At 01:24 PM 9/29/99 , Tyler Close wrote:
> > If there is an adequate answer, then you are correct. If
> > there isn't, then
> > both of us were wrong.
>I believe I am correct. The SSL spec says very clearly that:
>One such encapsulated protocol, the SSL Handshake Protocol,
>allows the server and client to authenticate each other and
>to negotiate an encryption algorithm and cryptographic keys
>before the application protocol transmits or receives its
>first byte of data.
This means very little to me, other than as a statement of a goal. What is an HTTPS conformant system actually supposed to *do* when asked to dereference "https://www.fudco.com/blah.html"?
>This seems pretty clear to me. If it wasn't so, then any
>secure web site on the net could be spoofed.

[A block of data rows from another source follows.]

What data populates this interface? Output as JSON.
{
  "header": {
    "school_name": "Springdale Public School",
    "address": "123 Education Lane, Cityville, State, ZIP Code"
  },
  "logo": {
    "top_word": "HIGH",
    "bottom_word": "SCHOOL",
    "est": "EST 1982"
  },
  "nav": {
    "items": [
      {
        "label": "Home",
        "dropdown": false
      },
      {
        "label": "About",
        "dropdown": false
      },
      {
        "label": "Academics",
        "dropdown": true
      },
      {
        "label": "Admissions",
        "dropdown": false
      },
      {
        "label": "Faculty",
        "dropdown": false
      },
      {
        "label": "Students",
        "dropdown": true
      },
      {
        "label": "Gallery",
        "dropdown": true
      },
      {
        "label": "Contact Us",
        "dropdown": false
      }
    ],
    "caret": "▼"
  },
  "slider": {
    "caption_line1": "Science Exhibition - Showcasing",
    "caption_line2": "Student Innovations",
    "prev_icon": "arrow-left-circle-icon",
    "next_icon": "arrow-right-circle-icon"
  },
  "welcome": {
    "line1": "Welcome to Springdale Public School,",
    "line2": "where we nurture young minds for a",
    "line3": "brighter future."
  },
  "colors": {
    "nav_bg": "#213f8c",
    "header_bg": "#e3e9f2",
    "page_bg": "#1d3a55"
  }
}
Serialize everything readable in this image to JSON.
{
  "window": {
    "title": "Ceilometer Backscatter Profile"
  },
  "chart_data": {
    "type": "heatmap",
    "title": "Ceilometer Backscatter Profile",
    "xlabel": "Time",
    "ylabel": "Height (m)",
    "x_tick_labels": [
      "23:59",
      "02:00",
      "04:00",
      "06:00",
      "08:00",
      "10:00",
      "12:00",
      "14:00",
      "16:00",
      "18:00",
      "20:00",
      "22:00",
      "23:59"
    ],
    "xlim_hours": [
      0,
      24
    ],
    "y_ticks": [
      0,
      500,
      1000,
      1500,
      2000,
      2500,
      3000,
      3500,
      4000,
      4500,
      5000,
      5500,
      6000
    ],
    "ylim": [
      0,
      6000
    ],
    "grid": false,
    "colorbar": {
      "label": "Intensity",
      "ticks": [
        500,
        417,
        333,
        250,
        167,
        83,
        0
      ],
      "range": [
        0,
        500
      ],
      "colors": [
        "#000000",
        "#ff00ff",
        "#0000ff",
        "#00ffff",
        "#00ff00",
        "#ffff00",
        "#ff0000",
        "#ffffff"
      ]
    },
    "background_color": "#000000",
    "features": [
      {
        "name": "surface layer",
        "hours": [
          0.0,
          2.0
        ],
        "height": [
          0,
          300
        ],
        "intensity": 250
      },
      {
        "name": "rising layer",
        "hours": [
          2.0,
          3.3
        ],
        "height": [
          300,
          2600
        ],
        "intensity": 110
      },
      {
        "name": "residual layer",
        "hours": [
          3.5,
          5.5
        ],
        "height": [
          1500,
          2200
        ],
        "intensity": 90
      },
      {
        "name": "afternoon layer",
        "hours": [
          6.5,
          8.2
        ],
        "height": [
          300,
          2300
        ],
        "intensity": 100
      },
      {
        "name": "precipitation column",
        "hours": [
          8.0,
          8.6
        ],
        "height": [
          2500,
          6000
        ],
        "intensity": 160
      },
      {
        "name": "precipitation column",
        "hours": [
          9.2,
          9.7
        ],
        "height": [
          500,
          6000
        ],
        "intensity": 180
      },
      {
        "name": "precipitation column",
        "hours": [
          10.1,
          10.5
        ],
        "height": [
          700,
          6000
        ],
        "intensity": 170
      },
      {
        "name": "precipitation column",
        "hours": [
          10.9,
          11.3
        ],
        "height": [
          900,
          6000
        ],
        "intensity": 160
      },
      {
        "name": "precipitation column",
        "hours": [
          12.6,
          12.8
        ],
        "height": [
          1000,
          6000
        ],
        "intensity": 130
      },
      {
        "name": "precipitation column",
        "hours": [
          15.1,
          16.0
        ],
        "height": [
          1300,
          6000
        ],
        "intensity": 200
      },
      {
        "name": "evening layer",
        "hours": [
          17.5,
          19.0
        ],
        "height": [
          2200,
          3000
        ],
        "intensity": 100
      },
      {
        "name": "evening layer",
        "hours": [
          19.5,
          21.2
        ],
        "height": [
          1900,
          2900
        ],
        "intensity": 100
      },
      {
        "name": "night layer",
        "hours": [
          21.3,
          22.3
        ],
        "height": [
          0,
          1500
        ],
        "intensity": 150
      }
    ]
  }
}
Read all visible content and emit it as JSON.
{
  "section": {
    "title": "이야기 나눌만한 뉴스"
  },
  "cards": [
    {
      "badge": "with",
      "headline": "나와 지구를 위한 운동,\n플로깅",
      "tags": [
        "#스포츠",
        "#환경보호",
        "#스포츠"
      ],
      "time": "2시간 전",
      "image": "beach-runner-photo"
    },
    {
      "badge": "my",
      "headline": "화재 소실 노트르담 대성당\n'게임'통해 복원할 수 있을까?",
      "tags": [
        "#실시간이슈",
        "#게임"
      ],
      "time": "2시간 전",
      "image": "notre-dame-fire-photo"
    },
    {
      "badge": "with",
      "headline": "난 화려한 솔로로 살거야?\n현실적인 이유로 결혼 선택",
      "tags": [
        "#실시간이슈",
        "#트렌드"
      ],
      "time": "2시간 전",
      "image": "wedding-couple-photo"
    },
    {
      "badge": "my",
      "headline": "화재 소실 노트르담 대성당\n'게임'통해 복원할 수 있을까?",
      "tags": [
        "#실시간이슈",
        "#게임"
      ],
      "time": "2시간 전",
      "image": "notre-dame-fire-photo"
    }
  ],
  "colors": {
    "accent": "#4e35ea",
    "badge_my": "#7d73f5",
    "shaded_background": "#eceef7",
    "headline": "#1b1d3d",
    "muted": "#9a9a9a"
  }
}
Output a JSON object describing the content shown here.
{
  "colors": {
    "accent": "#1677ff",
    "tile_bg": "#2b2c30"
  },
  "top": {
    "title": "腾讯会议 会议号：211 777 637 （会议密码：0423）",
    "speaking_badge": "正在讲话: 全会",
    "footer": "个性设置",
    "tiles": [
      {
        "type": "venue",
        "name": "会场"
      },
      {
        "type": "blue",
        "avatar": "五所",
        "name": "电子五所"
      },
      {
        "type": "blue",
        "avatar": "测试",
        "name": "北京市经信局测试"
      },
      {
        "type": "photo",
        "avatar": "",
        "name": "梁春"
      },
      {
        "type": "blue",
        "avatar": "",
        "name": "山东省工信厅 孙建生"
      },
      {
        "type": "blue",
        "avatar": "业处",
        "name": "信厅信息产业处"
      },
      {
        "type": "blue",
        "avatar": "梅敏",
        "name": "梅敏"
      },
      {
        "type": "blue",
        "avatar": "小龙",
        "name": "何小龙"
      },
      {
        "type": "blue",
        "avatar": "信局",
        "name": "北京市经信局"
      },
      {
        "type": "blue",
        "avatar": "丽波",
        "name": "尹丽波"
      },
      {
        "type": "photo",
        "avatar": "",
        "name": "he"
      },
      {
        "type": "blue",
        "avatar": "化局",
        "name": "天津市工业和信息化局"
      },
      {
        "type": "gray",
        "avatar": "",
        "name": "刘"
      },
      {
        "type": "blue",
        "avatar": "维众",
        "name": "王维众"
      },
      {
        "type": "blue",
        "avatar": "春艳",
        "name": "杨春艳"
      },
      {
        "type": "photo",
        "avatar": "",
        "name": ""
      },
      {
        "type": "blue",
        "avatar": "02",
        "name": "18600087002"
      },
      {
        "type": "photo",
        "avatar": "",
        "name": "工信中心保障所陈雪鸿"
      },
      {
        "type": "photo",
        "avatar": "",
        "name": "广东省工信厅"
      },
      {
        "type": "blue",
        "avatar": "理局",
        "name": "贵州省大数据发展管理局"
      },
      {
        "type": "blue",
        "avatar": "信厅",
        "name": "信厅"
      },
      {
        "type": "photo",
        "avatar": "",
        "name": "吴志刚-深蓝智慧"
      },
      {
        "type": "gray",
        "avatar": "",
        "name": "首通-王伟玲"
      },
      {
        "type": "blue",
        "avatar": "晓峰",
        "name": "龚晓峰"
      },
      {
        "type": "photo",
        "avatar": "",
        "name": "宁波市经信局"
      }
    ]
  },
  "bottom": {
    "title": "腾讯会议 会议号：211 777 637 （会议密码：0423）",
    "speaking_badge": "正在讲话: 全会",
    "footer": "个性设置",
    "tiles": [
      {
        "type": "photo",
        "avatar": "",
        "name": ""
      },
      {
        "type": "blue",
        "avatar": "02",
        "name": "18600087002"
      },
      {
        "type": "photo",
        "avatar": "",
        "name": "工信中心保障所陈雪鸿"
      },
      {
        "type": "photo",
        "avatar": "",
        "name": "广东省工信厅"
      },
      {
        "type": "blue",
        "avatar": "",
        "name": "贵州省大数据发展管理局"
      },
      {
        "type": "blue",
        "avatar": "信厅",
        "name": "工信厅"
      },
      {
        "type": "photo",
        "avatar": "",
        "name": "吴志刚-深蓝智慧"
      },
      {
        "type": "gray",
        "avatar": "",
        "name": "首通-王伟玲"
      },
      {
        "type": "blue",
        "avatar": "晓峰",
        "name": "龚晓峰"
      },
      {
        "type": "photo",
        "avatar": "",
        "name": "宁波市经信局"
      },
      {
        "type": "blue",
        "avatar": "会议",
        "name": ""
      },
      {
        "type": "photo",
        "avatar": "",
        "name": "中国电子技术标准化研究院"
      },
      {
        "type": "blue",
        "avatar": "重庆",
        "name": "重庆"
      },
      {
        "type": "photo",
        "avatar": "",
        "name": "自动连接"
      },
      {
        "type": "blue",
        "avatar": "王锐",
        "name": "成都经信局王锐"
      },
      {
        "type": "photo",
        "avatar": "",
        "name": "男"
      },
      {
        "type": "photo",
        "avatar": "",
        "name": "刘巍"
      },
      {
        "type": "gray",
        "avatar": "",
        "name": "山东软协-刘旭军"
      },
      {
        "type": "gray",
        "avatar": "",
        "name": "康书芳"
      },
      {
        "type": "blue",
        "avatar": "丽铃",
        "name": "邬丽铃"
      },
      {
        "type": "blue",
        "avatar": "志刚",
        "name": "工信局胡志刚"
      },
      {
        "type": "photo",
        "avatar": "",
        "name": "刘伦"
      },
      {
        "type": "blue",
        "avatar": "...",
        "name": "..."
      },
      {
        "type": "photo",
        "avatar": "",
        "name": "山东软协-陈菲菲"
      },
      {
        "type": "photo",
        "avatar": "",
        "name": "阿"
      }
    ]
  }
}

This gives some reason for confidence that they are doing something with some kind of reasonable properties, and they probably are. But until we understand what, at least conceptually, we don't know what it means. If we build on it, then we don't know what our resulting system means.